### WORK TASK
Reproduce the entries below in full and without error.
-- EXTRACTED RECORDS follows --
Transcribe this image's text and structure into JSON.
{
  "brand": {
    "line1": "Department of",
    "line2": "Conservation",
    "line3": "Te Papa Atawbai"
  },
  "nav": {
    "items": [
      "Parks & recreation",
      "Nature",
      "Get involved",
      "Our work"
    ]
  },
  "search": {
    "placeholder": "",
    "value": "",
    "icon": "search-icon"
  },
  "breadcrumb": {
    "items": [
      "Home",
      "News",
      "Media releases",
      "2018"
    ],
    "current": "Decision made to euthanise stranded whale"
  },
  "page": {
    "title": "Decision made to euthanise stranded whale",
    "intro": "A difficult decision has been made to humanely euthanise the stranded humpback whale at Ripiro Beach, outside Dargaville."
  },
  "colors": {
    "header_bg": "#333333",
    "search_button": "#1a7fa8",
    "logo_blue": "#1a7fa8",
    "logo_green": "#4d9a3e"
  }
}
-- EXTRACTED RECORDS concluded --
### EXERCISE RESPONSE
Transcribe this image's text and structure into JSON.
{
  "brand": {
    "line1": "Department of",
    "line2": "Conservation",
    "line3": "Te Papa Atawbai"
  },
  "nav": {
    "items": [
      "Parks & recreation",
      "Nature",
      "Get involved",
      "Our work"
    ]
  },
  "search": {
    "placeholder": "",
    "value": "",
    "icon": "search-icon"
  },
  "breadcrumb": {
    "items": [
      "Home",
      "News",
      "Media releases",
      "2018"
    ],
    "current": "Decision made to euthanise stranded whale"
  },
  "page": {
    "title": "Decision made to euthanise stranded whale",
    "intro": "A difficult decision has been made to humanely euthanise the stranded humpback whale at Ripiro Beach, outside Dargaville."
  },
  "colors": {
    "header_bg": "#333333",
    "search_button": "#1a7fa8",
    "logo_blue": "#1a7fa8",
    "logo_green": "#4d9a3e"
  }
}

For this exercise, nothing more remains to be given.